A Framework for Revitalizing Manufacturing EDUCATION
Posted by Bert Maes on January 22, 2010
Two reports have recently been released about revitalizing the United States manufacturing industry: President Obama’s FRAMEWORK FOR REVITALIZING AMERICAN MANUFACTURING, December 16th, 2009 AND Manufacturing Resurgence – a Must for US Prosperity, Joel Popkin & Kathryn Kobe , January 21st, 2010
>> BUT WHAT’S IN IT FOR MANUFACTURING EDUCATION?
Ian Fraser stated in his “Economics for Business”: “The Only Sustainable Competitive Advantage is LEARNING”: Products can be copied. Processes can be copied. Services can be copied. >> So how does a company create a sustainable advantage over competitors???
“Whole industries have emerged from inventions of Edison, Bell, and the Wright Brothers. US leadership springs from the willingness of American inventors to challenge conventional wisdom,” according to John Kao.
= Know-how is the foundation for tomorrow’s innovations. So we will have to create a national culture in which individuals and enterprises LEARN MORE QUICKLY THAN ITS COMPETITORS.
“Education should be THE national growth strategy, focusing on massive funding for education, to give our country the engineers and inventors to thrive in a high-tech global economy,” John Kao added.
Popkin, Kobe & Obama follow the same vision on education in their frameworks for revitalizing manufacturing:
- Labor in our manufacturing industry is more costly than it is in other parts of the world. An important way to keep the total cost of labor competitive is to maximize the productivity of each hour of labor.
- The essential factor to accelerate and enhance productivity, is a skilled, well-trained workforce. Building world-class products using new cleaner, more efficient, more sustainable manufacturing process technologies (such as robotics and advanced materials), demands a workforce with an increasingly advanced set of skills and competencies.

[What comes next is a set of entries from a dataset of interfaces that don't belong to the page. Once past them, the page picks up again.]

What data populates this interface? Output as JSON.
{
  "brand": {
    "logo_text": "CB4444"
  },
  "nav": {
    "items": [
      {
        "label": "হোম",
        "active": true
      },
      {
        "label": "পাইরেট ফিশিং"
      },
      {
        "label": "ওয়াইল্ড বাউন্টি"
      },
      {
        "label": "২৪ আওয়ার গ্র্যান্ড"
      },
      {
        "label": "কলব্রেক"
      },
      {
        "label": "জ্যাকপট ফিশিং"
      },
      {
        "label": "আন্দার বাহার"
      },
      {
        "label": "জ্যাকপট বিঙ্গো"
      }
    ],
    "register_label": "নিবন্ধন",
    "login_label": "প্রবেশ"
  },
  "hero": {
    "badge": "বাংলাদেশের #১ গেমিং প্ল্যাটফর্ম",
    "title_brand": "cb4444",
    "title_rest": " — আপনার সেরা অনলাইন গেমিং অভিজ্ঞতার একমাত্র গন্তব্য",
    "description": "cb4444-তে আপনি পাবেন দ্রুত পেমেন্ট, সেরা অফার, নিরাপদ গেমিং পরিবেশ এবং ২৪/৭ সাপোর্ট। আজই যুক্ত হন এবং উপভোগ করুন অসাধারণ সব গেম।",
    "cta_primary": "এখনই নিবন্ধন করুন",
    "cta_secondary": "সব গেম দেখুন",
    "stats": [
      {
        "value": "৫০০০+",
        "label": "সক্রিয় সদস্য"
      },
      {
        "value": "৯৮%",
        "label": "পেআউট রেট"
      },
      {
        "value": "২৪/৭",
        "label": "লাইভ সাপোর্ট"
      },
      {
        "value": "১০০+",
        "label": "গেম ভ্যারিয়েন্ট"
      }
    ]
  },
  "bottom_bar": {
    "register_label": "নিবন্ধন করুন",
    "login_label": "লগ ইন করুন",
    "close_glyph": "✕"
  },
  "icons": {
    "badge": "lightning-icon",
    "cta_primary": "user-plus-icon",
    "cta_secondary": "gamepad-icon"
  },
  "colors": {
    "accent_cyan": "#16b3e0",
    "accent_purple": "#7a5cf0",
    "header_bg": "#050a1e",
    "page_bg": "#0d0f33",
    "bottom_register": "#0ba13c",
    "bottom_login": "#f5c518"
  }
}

- = A leading incentive for offshoring is ‘race for talent’. IBM has built a new research center in Shanghai, China, because of the rich pool of science and engineering talent in China, as well as the continued commitment to expand collaboration with academic institutions.
- A skilled workforce is the lifeblood of R&D, the lifeblood of innovation and competitiveness. Only those nations that continue to invest in highly skilled and talented workforce will stay competitive in the long run.
- The United States must meet the long-term demand for workers with math and science training, to maintain the US manufacturing industry’s ability to compete worldwide. Other countries are already making significant strides in R&D in some of these areas and are manufacturing the leading edge products.
- We will have to improve our education quality to meet employer needs. That means building programs that:
- encourage partnerships with businesses and other educational institutions;
- modernize technical schools’ facilities;
- expand high-quality online course offerings;
- focus on technical retraining in order to smooth the transition of employees from one manufacturing industry to another;
- promote inhouse manufacturing worker training & broaden opportunities for career advancement;
- make college more affordable for unemployed workers to pursue educational opportunities that will lead to good jobs and career pathways;
- improve early childhood education that nurtures math and science proficiency.
An education program that fits nicely into this framework is the “Haas Technical Education Center” concept from www.HTECnetwork.eu. It is set up as a long-term partnership program between education and manufacturing industry, in which the company Haas Automation, inc. helps technical schools towards:
- Higher motivation of young people;
- Saving teachers time via offering them proven CNC teaching materials for direct use in the classroom;
- Supporting the quality of instruction and the performance of student learning;
- Helping the school to build a very strong reputation and competitiveness in the field of manufacturing education (and beyond);
- Bringing education closer to the workplace and the “real industry”;
- Bringing the training directly into line with the needs of the local manufacturing industry, etc.
Check www.HTECnetwork.eu to get amazing offers for your CNC manufacturing classes.